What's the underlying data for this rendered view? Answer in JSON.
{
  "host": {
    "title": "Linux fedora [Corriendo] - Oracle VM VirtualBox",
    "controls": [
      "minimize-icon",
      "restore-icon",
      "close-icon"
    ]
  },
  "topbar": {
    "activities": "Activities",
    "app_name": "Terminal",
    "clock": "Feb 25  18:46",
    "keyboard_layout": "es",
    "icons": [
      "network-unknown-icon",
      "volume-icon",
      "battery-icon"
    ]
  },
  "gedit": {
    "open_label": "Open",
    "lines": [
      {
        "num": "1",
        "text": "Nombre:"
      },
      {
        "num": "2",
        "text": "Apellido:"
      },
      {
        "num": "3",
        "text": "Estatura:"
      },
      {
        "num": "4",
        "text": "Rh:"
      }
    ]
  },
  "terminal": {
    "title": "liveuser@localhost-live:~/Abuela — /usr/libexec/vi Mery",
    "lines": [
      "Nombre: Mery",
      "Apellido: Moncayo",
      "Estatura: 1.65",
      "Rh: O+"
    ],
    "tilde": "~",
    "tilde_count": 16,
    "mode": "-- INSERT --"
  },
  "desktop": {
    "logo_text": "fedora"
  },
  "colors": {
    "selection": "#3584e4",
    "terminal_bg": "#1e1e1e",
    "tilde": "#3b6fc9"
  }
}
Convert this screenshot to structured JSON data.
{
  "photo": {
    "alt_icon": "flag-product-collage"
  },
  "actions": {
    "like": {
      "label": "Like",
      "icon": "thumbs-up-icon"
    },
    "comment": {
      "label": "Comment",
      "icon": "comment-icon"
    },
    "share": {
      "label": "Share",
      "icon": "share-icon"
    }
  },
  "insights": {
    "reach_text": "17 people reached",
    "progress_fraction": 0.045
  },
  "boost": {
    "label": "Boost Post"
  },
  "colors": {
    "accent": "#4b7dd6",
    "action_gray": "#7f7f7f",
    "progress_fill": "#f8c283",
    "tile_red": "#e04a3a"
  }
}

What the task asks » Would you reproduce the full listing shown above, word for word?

Response to the task »
What's the underlying data for this rendered view? Answer in JSON.
{
  "host": {
    "title": "Linux fedora [Corriendo] - Oracle VM VirtualBox",
    "controls": [
      "minimize-icon",
      "restore-icon",
      "close-icon"
    ]
  },
  "topbar": {
    "activities": "Activities",
    "app_name": "Terminal",
    "clock": "Feb 25  18:46",
    "keyboard_layout": "es",
    "icons": [
      "network-unknown-icon",
      "volume-icon",
      "battery-icon"
    ]
  },
  "gedit": {
    "open_label": "Open",
    "lines": [
      {
        "num": "1",
        "text": "Nombre:"
      },
      {
        "num": "2",
        "text": "Apellido:"
      },
      {
        "num": "3",
        "text": "Estatura:"
      },
      {
        "num": "4",
        "text": "Rh:"
      }
    ]
  },
  "terminal": {
    "title": "liveuser@localhost-live:~/Abuela — /usr/libexec/vi Mery",
    "lines": [
      "Nombre: Mery",
      "Apellido: Moncayo",
      "Estatura: 1.65",
      "Rh: O+"
    ],
    "tilde": "~",
    "tilde_count": 16,
    "mode": "-- INSERT --"
  },
  "desktop": {
    "logo_text": "fedora"
  },
  "colors": {
    "selection": "#3584e4",
    "terminal_bg": "#1e1e1e",
    "tilde": "#3b6fc9"
  }
}
Convert this screenshot to structured JSON data.
{
  "photo": {
    "alt_icon": "flag-product-collage"
  },
  "actions": {
    "like": {
      "label": "Like",
      "icon": "thumbs-up-icon"
    },
    "comment": {
      "label": "Comment",
      "icon": "comment-icon"
    },
    "share": {
      "label": "Share",
      "icon": "share-icon"
    }
  },
  "insights": {
    "reach_text": "17 people reached",
    "progress_fraction": 0.045
  },
  "boost": {
    "label": "Boost Post"
  },
  "colors": {
    "accent": "#4b7dd6",
    "action_gray": "#7f7f7f",
    "progress_fill": "#f8c283",
    "tile_red": "#e04a3a"
  }
}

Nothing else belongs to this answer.